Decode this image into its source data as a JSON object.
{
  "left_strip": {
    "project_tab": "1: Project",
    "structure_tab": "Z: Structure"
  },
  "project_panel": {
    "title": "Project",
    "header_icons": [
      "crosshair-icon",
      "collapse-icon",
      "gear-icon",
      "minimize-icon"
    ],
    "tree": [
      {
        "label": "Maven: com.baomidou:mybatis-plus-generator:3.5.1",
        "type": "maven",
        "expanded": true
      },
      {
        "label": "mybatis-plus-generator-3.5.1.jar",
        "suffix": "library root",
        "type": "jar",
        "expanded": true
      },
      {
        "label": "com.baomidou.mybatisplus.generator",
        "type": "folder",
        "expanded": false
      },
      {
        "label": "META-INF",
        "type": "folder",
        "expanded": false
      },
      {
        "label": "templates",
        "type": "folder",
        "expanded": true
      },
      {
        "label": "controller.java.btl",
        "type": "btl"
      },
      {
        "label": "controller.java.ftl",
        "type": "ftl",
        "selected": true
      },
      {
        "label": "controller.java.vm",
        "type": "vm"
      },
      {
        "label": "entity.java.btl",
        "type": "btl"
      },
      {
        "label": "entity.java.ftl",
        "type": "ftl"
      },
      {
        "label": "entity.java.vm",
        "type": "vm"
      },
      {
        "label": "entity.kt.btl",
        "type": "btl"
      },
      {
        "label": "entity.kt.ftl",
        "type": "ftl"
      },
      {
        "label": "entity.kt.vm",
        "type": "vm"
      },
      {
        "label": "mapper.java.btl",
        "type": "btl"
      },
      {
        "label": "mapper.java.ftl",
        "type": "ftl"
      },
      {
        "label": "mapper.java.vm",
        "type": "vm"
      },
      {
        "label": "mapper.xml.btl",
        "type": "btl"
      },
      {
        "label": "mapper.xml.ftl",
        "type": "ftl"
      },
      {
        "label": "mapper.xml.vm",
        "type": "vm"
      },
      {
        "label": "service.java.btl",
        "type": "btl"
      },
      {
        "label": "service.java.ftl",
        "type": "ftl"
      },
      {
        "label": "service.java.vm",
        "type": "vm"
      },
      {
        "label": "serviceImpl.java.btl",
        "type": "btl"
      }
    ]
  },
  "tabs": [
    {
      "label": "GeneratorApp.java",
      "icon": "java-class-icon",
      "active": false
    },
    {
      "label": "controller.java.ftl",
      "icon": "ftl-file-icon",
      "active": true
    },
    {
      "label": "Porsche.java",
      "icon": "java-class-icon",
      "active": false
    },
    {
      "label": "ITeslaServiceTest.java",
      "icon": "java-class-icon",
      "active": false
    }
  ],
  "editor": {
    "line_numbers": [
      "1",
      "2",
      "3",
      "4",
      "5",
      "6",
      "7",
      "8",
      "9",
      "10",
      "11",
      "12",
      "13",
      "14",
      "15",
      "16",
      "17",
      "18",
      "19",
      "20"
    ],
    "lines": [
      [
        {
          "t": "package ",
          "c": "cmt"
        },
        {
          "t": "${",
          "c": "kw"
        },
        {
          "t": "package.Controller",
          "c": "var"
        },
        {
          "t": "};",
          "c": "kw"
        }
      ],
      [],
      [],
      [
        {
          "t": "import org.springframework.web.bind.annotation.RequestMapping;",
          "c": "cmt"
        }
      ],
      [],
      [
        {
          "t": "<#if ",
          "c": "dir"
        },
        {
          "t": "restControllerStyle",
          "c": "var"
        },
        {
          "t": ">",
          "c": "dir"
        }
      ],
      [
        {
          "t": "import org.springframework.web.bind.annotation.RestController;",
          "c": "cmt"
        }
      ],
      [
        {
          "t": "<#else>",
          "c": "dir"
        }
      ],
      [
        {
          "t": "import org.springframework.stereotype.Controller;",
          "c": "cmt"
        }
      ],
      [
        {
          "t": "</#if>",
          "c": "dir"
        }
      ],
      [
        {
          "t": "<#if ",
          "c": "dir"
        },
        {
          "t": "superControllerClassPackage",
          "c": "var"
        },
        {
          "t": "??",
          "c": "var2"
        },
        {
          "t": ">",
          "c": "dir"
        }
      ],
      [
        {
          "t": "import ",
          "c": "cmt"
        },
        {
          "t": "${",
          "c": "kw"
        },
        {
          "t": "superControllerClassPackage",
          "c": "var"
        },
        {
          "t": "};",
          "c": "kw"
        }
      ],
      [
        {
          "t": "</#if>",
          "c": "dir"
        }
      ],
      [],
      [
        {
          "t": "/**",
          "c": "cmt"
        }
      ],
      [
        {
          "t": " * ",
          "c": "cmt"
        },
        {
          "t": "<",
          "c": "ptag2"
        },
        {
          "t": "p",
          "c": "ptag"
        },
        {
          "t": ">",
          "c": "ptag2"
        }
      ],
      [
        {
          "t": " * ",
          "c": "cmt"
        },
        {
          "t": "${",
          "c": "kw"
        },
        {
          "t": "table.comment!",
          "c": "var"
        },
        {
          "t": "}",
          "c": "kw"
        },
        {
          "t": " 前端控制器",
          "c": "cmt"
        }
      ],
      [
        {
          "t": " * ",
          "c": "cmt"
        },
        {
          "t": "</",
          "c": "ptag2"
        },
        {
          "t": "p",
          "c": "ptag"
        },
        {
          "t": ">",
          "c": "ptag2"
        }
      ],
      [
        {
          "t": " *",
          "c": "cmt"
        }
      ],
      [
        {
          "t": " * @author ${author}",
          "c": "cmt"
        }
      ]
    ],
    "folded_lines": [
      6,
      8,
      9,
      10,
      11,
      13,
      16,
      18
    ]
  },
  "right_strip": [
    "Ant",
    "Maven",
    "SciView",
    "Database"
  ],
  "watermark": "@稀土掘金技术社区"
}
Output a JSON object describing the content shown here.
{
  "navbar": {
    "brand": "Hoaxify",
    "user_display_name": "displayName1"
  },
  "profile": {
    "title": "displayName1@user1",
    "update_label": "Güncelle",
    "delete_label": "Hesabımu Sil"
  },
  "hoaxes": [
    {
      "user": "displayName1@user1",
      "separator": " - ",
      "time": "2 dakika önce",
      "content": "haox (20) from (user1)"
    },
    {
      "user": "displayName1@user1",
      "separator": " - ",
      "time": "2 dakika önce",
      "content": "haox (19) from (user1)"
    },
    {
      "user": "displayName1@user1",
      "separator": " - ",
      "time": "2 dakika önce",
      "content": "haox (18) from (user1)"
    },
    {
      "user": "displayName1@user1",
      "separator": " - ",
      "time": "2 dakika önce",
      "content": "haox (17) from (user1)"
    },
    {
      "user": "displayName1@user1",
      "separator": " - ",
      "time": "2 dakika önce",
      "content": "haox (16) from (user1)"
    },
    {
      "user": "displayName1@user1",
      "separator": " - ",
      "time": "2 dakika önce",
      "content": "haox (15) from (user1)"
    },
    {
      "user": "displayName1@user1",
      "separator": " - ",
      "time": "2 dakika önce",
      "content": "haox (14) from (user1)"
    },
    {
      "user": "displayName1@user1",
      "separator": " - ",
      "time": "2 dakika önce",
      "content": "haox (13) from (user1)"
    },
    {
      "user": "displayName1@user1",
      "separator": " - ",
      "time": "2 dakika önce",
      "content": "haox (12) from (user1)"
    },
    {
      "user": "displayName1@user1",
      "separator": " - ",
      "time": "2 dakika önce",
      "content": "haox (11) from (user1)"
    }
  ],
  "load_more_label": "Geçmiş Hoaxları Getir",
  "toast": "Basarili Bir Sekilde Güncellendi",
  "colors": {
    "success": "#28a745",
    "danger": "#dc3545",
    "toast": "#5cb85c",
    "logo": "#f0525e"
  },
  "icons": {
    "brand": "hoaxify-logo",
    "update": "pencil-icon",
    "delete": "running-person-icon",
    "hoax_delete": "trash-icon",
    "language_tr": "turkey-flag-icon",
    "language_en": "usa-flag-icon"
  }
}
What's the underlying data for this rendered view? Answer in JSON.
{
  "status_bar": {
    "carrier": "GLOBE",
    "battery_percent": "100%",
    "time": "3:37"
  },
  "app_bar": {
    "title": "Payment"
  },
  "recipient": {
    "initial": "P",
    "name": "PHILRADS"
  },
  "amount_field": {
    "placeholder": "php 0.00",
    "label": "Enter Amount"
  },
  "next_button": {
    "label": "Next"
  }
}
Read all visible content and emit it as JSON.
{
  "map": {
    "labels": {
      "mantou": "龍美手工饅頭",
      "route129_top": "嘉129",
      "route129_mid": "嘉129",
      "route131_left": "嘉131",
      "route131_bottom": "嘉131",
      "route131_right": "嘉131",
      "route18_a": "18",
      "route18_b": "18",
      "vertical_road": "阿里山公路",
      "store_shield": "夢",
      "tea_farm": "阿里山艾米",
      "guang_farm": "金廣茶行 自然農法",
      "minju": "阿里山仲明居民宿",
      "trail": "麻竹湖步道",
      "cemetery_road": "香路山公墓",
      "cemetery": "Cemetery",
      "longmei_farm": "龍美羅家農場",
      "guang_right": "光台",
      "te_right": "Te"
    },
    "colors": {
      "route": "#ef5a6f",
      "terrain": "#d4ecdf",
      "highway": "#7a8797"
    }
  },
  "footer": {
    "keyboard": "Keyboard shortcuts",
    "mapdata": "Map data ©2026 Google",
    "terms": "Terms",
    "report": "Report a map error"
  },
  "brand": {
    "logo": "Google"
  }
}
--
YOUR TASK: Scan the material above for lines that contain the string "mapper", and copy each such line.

ANSWER BOX:
        "label": "mapper.java.btl",
        "label": "mapper.java.ftl",
        "label": "mapper.java.vm",
        "label": "mapper.xml.btl",
        "label": "mapper.xml.ftl",
        "label": "mapper.xml.vm",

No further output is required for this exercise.